UR Medicine / Imaging / Specialties / Nuclear Medicine


Nuclear Medicine

nuclear medicine

UR Medicine Nuclear Medicine focuses on the diagnosis and treatment of diseases using radiopharmaceuticals. Our faculty and staff provide comprehensive clinical services, residency education, and research. Routine examinations and services provided include thyroid uptake and radiotherapy, bone scans, functional renal assays, gastric emptying, ventilation-perfusion scans, prostascintigraphy, tagged red cell scans, and PET-CT among others. Nuclear cardiac imaging is performed and interpreted in collaboration with UR Medicine's Department of Cardiology.

Our primary facilities are located on the first and ground floors of Strong Memorial Hospital. Within this space are offices for staff and residents, imaging and patient examining, injection rooms, radiopharmacy preparation, quality control and dispensing laboratories, conference and reading room, staff lounge as well as patient waiting rooms. We have four SPECT cameras and two additional gamma cameras for planar and portable imaging plus thyroid uptake probes.

UR Medicine's Department of Imaging has recently opened a state-of-the-art, multi-million dollar PET-CT imaging facility and cyclotron—the only such center in upstate New York. PET is a powerful imaging modality used to non-invasively assess cellular metabolic function. PET is primarily used for the diagnosis, staging, and restaging of specific cancers; pre-surgical assessment of some patients with epilepsy; Alzheimer’s evaluation; and limited cardiovascular applications. In addition to patient services, the PET-CT scanner is actively utilized for clinical research.

The most common nuclear medicine studies include:

  • Bone Scan: This is a functional test which visually detects bone abnormalities by measuring an aspect of bone metabolism. You will receive an injection, experience a 2–3 hour waiting period, then undergo the examination.
  • Gastric Emptying: During this test you will eat food containing a radioisotope which will be detected on a scan. The dosage of radiation from the radioisotope is very small and not harmful, and allows the radiologist to see the food in the stomach and how quickly it leaves the stomach.
  • HIDA (Hepatobiliary): This study assesses the liver, gallbladder and biliary function. It is commonly used to diagnose abnormal gallbladder function and examines the ducts leading into and out of the gallbladder. You may receive a morphine injection. If so, you will need to arrange for transportation from your appointment.

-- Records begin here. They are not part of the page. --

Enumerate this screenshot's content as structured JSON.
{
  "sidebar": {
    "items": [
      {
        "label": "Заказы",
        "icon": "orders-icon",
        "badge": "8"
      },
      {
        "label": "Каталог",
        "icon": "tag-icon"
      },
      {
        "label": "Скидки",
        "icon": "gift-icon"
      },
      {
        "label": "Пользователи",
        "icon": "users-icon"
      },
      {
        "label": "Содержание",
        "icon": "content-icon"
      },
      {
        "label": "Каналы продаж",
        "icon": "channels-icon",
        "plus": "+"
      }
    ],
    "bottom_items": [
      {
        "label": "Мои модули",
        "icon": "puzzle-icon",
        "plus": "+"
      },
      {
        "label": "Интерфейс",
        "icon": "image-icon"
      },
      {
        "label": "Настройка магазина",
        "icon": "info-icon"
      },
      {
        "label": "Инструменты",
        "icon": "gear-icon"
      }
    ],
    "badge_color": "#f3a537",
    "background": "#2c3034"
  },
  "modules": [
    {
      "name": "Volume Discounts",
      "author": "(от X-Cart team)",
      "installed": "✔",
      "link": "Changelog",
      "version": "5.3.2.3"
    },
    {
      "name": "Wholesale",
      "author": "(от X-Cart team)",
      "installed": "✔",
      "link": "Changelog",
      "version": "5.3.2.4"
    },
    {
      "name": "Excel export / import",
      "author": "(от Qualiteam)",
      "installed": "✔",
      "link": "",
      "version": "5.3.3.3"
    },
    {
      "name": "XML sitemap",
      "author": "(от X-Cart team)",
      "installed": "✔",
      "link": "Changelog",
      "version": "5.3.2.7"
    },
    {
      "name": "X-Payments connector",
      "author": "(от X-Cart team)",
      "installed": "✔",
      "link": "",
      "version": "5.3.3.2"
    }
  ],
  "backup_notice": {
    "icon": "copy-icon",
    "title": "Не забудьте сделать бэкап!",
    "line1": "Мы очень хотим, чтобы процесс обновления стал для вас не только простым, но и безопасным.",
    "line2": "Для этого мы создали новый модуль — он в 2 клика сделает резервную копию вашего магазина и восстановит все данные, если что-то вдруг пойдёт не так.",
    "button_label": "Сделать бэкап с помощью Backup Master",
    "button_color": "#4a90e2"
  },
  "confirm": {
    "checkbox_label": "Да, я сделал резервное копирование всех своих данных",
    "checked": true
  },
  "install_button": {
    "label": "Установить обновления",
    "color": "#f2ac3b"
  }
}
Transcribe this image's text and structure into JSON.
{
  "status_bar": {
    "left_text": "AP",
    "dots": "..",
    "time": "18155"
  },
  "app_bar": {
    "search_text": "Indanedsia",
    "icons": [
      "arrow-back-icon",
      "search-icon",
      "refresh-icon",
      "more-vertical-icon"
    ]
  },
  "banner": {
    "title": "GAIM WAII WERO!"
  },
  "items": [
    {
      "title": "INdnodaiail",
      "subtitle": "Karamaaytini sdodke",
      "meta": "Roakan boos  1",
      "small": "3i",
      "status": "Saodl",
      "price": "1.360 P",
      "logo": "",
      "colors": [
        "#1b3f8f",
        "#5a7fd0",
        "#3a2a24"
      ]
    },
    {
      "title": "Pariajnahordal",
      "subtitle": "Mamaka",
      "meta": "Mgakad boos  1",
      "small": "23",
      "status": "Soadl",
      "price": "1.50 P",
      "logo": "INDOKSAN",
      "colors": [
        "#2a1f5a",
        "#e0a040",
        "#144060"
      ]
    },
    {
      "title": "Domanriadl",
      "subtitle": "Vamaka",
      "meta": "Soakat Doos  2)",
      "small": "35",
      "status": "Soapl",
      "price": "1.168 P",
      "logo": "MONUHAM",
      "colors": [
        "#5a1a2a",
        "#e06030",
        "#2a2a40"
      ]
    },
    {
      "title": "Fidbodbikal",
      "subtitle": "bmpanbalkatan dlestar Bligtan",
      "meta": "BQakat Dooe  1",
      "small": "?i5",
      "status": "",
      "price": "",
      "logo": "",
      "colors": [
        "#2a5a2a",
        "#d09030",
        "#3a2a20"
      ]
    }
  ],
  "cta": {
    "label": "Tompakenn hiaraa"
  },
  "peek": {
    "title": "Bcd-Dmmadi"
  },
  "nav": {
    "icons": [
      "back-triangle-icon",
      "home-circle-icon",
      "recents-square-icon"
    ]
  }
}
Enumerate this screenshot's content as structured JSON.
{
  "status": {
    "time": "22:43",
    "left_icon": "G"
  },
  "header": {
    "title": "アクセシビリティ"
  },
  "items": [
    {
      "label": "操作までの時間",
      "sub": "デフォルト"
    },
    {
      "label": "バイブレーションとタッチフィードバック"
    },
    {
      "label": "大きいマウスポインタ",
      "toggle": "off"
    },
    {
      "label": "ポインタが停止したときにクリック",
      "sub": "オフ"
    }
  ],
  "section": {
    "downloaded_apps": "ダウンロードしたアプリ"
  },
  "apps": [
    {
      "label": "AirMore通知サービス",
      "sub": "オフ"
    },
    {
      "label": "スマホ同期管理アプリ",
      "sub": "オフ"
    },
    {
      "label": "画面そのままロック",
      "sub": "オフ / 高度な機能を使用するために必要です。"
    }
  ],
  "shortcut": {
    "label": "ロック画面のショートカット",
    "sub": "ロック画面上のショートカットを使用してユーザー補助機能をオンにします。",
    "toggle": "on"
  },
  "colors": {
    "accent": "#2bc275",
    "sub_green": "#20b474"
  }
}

Our Faculty

Photo of Vaseem Chengazi

Vaseem Chengazi, M.D., Ph.D.
Associate Professor
Division Head, Nuclear Medicine Imaging